TASK INSTRUCTIONS
Restate every record word for word, without the pictures.

== Segment start ==

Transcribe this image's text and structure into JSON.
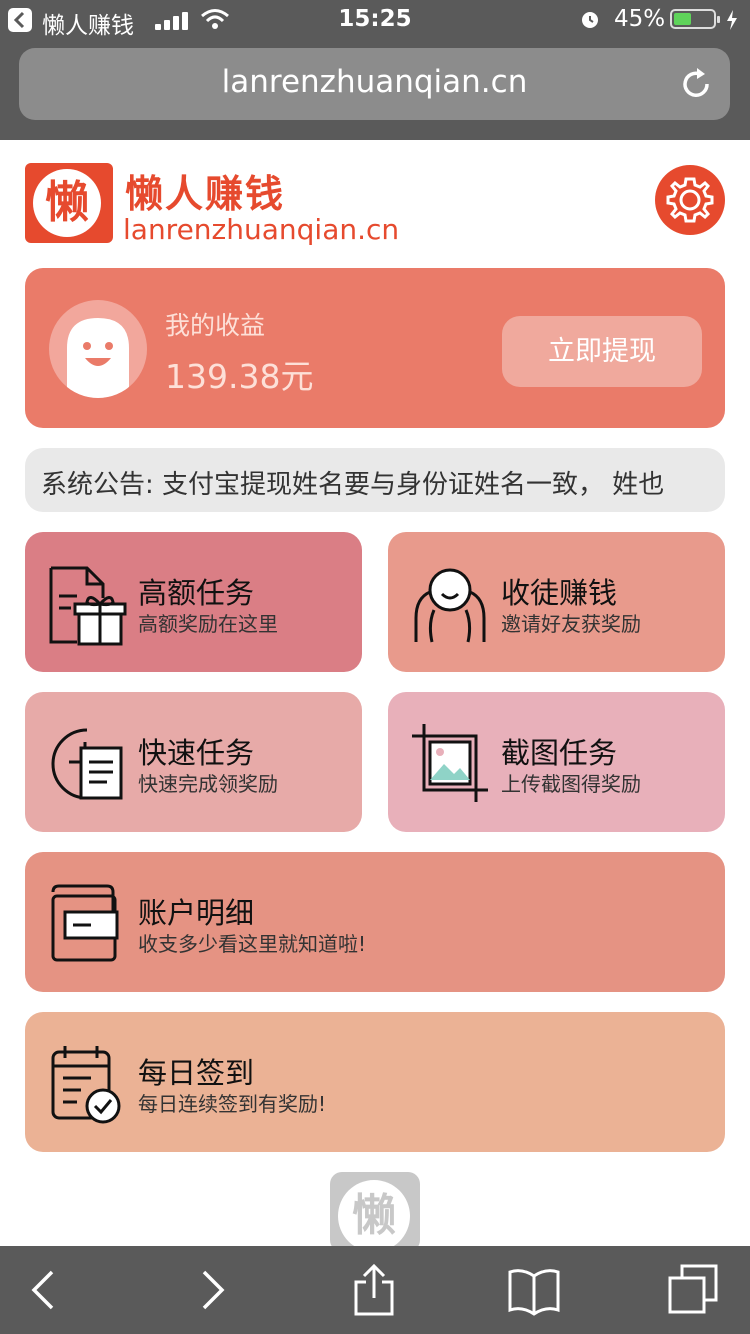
{
  "status": {
    "app_name": "懒人赚钱",
    "time": "15:25",
    "battery_pct": "45%",
    "battery_level": 0.45
  },
  "browser": {
    "url": "lanrenzhuanqian.cn"
  },
  "brand": {
    "logo_char": "懒",
    "name": "懒人赚钱",
    "url": "lanrenzhuanqian.cn"
  },
  "earnings": {
    "label": "我的收益",
    "amount": "139.38元",
    "withdraw_label": "立即提现"
  },
  "notice": {
    "text": "系统公告: 支付宝提现姓名要与身份证姓名一致， 姓也"
  },
  "tiles": [
    {
      "title": "高额任务",
      "subtitle": "高额奖励在这里",
      "icon": "gift-document-icon"
    },
    {
      "title": "收徒赚钱",
      "subtitle": "邀请好友获奖励",
      "icon": "people-icon"
    },
    {
      "title": "快速任务",
      "subtitle": "快速完成领奖励",
      "icon": "clock-document-icon"
    },
    {
      "title": "截图任务",
      "subtitle": "上传截图得奖励",
      "icon": "crop-image-icon"
    },
    {
      "title": "账户明细",
      "subtitle": "收支多少看这里就知道啦!",
      "icon": "wallet-icon"
    },
    {
      "title": "每日签到",
      "subtitle": "每日连续签到有奖励!",
      "icon": "calendar-check-icon"
    }
  ],
  "footer": {
    "logo_char": "懒"
  },
  "colors": {
    "brand": "#e64a2e",
    "card": "#ea7b69"
  }
}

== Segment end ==

YOUR RESPONSE
Transcribe this image's text and structure into JSON.
{
  "status": {
    "app_name": "懒人赚钱",
    "time": "15:25",
    "battery_pct": "45%",
    "battery_level": 0.45
  },
  "browser": {
    "url": "lanrenzhuanqian.cn"
  },
  "brand": {
    "logo_char": "懒",
    "name": "懒人赚钱",
    "url": "lanrenzhuanqian.cn"
  },
  "earnings": {
    "label": "我的收益",
    "amount": "139.38元",
    "withdraw_label": "立即提现"
  },
  "notice": {
    "text": "系统公告: 支付宝提现姓名要与身份证姓名一致， 姓也"
  },
  "tiles": [
    {
      "title": "高额任务",
      "subtitle": "高额奖励在这里",
      "icon": "gift-document-icon"
    },
    {
      "title": "收徒赚钱",
      "subtitle": "邀请好友获奖励",
      "icon": "people-icon"
    },
    {
      "title": "快速任务",
      "subtitle": "快速完成领奖励",
      "icon": "clock-document-icon"
    },
    {
      "title": "截图任务",
      "subtitle": "上传截图得奖励",
      "icon": "crop-image-icon"
    },
    {
      "title": "账户明细",
      "subtitle": "收支多少看这里就知道啦!",
      "icon": "wallet-icon"
    },
    {
      "title": "每日签到",
      "subtitle": "每日连续签到有奖励!",
      "icon": "calendar-check-icon"
    }
  ],
  "footer": {
    "logo_char": "懒"
  },
  "colors": {
    "brand": "#e64a2e",
    "card": "#ea7b69"
  }
}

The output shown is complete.